━━ DATA EXCERPTS

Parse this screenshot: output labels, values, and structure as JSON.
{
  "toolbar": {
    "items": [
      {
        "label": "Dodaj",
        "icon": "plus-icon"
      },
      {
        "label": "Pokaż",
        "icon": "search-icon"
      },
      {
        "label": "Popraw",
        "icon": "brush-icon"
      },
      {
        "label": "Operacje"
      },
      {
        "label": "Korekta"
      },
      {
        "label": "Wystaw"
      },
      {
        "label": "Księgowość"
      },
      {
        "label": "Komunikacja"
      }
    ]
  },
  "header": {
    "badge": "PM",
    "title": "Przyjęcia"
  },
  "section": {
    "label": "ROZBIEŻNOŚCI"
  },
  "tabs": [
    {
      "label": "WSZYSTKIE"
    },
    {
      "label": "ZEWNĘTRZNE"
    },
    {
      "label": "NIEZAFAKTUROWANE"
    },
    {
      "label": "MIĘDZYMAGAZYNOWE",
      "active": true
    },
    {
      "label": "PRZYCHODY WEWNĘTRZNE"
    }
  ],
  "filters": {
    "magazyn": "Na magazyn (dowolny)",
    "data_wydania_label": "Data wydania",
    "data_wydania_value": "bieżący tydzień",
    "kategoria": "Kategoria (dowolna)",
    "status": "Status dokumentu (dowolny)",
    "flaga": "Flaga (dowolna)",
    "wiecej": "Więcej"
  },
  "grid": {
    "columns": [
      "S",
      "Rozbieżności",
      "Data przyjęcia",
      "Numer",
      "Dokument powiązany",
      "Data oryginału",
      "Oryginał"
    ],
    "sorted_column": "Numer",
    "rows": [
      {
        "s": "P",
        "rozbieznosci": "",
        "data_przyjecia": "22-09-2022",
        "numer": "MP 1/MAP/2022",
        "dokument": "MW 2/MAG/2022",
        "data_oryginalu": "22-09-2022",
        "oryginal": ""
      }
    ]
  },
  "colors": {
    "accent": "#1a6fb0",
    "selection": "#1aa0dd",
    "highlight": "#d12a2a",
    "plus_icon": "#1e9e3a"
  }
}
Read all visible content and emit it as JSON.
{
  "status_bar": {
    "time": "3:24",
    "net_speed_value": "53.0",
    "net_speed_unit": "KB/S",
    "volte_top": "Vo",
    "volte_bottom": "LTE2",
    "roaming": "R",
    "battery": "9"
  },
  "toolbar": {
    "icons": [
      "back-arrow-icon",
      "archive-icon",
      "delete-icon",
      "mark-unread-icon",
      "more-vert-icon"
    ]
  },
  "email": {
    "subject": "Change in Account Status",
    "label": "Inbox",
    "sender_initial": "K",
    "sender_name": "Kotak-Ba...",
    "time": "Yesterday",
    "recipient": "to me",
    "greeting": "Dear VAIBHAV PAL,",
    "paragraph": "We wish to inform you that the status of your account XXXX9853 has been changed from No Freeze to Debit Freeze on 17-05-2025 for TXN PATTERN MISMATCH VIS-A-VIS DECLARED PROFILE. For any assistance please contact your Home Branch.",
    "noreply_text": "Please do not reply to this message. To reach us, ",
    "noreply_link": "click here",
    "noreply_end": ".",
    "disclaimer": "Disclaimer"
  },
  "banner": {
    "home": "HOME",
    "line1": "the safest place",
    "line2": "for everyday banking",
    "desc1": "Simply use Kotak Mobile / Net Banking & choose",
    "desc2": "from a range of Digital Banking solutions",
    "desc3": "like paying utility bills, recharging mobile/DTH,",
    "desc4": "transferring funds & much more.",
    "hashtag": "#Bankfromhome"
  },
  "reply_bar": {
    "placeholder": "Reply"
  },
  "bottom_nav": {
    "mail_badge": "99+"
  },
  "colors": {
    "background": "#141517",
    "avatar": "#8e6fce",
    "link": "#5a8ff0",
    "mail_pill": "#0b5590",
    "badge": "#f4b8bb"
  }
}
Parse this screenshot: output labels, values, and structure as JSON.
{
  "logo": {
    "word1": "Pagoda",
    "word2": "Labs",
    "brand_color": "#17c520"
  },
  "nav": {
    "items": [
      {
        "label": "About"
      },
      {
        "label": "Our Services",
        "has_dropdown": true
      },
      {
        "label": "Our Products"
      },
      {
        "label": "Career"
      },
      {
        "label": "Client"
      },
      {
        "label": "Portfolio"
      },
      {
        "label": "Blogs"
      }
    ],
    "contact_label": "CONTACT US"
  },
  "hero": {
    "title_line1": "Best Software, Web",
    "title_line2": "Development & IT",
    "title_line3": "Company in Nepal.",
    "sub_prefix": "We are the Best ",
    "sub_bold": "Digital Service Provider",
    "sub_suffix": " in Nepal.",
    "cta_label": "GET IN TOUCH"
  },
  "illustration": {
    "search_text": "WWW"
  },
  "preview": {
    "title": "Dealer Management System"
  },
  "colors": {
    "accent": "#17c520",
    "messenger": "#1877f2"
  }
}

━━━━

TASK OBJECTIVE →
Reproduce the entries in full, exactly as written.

RESULT OF THIS EXERCISE →
Parse this screenshot: output labels, values, and structure as JSON.
{
  "toolbar": {
    "items": [
      {
        "label": "Dodaj",
        "icon": "plus-icon"
      },
      {
        "label": "Pokaż",
        "icon": "search-icon"
      },
      {
        "label": "Popraw",
        "icon": "brush-icon"
      },
      {
        "label": "Operacje"
      },
      {
        "label": "Korekta"
      },
      {
        "label": "Wystaw"
      },
      {
        "label": "Księgowość"
      },
      {
        "label": "Komunikacja"
      }
    ]
  },
  "header": {
    "badge": "PM",
    "title": "Przyjęcia"
  },
  "section": {
    "label": "ROZBIEŻNOŚCI"
  },
  "tabs": [
    {
      "label": "WSZYSTKIE"
    },
    {
      "label": "ZEWNĘTRZNE"
    },
    {
      "label": "NIEZAFAKTUROWANE"
    },
    {
      "label": "MIĘDZYMAGAZYNOWE",
      "active": true
    },
    {
      "label": "PRZYCHODY WEWNĘTRZNE"
    }
  ],
  "filters": {
    "magazyn": "Na magazyn (dowolny)",
    "data_wydania_label": "Data wydania",
    "data_wydania_value": "bieżący tydzień",
    "kategoria": "Kategoria (dowolna)",
    "status": "Status dokumentu (dowolny)",
    "flaga": "Flaga (dowolna)",
    "wiecej": "Więcej"
  },
  "grid": {
    "columns": [
      "S",
      "Rozbieżności",
      "Data przyjęcia",
      "Numer",
      "Dokument powiązany",
      "Data oryginału",
      "Oryginał"
    ],
    "sorted_column": "Numer",
    "rows": [
      {
        "s": "P",
        "rozbieznosci": "",
        "data_przyjecia": "22-09-2022",
        "numer": "MP 1/MAP/2022",
        "dokument": "MW 2/MAG/2022",
        "data_oryginalu": "22-09-2022",
        "oryginal": ""
      }
    ]
  },
  "colors": {
    "accent": "#1a6fb0",
    "selection": "#1aa0dd",
    "highlight": "#d12a2a",
    "plus_icon": "#1e9e3a"
  }
}
Read all visible content and emit it as JSON.
{
  "status_bar": {
    "time": "3:24",
    "net_speed_value": "53.0",
    "net_speed_unit": "KB/S",
    "volte_top": "Vo",
    "volte_bottom": "LTE2",
    "roaming": "R",
    "battery": "9"
  },
  "toolbar": {
    "icons": [
      "back-arrow-icon",
      "archive-icon",
      "delete-icon",
      "mark-unread-icon",
      "more-vert-icon"
    ]
  },
  "email": {
    "subject": "Change in Account Status",
    "label": "Inbox",
    "sender_initial": "K",
    "sender_name": "Kotak-Ba...",
    "time": "Yesterday",
    "recipient": "to me",
    "greeting": "Dear VAIBHAV PAL,",
    "paragraph": "We wish to inform you that the status of your account XXXX9853 has been changed from No Freeze to Debit Freeze on 17-05-2025 for TXN PATTERN MISMATCH VIS-A-VIS DECLARED PROFILE. For any assistance please contact your Home Branch.",
    "noreply_text": "Please do not reply to this message. To reach us, ",
    "noreply_link": "click here",
    "noreply_end": ".",
    "disclaimer": "Disclaimer"
  },
  "banner": {
    "home": "HOME",
    "line1": "the safest place",
    "line2": "for everyday banking",
    "desc1": "Simply use Kotak Mobile / Net Banking & choose",
    "desc2": "from a range of Digital Banking solutions",
    "desc3": "like paying utility bills, recharging mobile/DTH,",
    "desc4": "transferring funds & much more.",
    "hashtag": "#Bankfromhome"
  },
  "reply_bar": {
    "placeholder": "Reply"
  },
  "bottom_nav": {
    "mail_badge": "99+"
  },
  "colors": {
    "background": "#141517",
    "avatar": "#8e6fce",
    "link": "#5a8ff0",
    "mail_pill": "#0b5590",
    "badge": "#f4b8bb"
  }
}
Parse this screenshot: output labels, values, and structure as JSON.
{
  "logo": {
    "word1": "Pagoda",
    "word2": "Labs",
    "brand_color": "#17c520"
  },
  "nav": {
    "items": [
      {
        "label": "About"
      },
      {
        "label": "Our Services",
        "has_dropdown": true
      },
      {
        "label": "Our Products"
      },
      {
        "label": "Career"
      },
      {
        "label": "Client"
      },
      {
        "label": "Portfolio"
      },
      {
        "label": "Blogs"
      }
    ],
    "contact_label": "CONTACT US"
  },
  "hero": {
    "title_line1": "Best Software, Web",
    "title_line2": "Development & IT",
    "title_line3": "Company in Nepal.",
    "sub_prefix": "We are the Best ",
    "sub_bold": "Digital Service Provider",
    "sub_suffix": " in Nepal.",
    "cta_label": "GET IN TOUCH"
  },
  "illustration": {
    "search_text": "WWW"
  },
  "preview": {
    "title": "Dealer Management System"
  },
  "colors": {
    "accent": "#17c520",
    "messenger": "#1877f2"
  }
}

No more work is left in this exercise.